Among the records below, find each line that includes the string "JSON" and copy it.
* * *
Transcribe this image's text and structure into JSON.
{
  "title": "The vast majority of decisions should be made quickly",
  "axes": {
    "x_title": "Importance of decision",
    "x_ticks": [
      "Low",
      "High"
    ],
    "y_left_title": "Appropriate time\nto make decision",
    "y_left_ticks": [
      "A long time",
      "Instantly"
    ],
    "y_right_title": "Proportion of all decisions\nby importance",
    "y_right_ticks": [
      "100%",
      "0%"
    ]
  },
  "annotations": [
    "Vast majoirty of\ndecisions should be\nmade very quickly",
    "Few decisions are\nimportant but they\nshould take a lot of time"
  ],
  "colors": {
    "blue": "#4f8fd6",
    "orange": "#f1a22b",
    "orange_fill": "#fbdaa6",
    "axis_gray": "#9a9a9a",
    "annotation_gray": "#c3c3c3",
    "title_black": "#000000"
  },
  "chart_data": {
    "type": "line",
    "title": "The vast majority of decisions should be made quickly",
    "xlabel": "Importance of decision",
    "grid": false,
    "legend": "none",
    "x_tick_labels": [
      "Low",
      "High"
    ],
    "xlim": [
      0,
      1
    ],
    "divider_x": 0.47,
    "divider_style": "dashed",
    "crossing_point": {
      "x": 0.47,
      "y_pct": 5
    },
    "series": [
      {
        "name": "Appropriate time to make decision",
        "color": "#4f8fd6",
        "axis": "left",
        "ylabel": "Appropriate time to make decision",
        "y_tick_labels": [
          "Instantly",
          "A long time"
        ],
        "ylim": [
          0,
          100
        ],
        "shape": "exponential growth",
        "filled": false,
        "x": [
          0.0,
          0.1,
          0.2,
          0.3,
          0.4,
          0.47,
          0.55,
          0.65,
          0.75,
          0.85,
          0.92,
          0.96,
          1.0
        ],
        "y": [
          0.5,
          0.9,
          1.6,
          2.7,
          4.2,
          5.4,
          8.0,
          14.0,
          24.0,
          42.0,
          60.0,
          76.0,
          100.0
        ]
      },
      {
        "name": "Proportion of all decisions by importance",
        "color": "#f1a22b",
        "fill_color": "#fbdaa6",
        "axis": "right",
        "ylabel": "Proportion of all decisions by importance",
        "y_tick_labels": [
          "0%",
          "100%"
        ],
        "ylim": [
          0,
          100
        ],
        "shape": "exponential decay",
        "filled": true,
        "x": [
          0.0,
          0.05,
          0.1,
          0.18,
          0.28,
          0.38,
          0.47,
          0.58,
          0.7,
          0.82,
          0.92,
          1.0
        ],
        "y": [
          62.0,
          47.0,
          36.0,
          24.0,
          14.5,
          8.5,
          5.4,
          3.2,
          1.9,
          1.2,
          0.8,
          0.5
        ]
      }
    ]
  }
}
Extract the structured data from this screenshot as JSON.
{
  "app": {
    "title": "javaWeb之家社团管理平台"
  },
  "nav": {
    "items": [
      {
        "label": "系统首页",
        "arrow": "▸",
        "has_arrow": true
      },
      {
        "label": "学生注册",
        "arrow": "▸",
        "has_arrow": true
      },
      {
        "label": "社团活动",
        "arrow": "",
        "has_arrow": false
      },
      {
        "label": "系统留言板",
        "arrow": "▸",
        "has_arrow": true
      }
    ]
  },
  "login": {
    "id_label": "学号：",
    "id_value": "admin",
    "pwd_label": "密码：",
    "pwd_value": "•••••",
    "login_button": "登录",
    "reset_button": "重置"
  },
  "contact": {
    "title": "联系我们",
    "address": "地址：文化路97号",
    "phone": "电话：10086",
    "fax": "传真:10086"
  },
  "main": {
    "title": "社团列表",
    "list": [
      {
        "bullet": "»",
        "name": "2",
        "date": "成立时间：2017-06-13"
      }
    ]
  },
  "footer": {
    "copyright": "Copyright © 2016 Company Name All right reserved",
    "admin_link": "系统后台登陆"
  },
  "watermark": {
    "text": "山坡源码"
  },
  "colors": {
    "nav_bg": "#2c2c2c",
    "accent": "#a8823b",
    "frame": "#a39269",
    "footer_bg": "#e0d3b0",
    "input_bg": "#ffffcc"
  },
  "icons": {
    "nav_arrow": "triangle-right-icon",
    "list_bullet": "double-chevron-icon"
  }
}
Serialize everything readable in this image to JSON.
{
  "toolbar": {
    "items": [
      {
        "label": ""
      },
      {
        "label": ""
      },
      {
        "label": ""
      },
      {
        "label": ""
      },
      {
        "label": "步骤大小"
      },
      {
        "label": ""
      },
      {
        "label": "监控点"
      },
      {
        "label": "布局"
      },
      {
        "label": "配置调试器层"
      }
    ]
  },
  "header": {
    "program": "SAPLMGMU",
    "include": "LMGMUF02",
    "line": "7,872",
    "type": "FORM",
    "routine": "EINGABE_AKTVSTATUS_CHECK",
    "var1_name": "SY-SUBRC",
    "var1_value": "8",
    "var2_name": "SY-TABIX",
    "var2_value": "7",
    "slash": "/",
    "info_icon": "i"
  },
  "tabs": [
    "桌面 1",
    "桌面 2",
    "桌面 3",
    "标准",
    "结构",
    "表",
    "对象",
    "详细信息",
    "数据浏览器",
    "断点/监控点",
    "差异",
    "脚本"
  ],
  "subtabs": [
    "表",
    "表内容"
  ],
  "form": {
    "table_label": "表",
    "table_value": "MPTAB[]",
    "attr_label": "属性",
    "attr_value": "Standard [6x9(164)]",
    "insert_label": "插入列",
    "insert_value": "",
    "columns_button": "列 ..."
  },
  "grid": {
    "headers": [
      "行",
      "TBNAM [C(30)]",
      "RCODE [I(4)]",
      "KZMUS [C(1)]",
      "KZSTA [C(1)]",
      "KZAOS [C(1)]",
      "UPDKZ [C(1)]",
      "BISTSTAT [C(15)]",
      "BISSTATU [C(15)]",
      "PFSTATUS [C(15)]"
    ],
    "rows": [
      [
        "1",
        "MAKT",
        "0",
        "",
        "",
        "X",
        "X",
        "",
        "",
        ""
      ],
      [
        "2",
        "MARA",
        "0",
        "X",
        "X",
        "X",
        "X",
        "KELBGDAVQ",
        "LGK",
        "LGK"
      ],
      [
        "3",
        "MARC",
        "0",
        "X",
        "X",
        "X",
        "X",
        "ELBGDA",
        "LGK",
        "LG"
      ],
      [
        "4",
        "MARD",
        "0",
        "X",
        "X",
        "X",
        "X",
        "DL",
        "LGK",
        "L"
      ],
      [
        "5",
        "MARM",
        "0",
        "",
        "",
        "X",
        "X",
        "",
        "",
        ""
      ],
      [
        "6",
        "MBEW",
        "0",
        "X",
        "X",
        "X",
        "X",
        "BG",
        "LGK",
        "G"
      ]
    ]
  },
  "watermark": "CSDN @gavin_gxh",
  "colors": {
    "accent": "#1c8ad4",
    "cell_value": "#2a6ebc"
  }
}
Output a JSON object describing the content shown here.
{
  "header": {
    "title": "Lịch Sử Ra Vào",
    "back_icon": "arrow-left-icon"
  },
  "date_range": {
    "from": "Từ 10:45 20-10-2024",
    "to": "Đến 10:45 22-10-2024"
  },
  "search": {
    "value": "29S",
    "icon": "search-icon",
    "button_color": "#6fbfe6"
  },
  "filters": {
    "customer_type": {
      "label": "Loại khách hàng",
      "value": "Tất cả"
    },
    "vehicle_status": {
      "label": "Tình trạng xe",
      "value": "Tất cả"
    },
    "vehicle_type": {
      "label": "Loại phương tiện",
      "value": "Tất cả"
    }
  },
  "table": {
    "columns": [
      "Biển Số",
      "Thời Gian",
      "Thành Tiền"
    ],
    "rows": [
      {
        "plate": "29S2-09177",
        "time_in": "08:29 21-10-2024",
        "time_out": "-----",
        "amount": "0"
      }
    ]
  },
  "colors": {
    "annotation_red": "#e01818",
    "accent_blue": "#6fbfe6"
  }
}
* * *
* Expected answer *
Transcribe this image's text and structure into JSON.
Extract the structured data from this screenshot as JSON.
Serialize everything readable in this image to JSON.
Output a JSON object describing the content shown here.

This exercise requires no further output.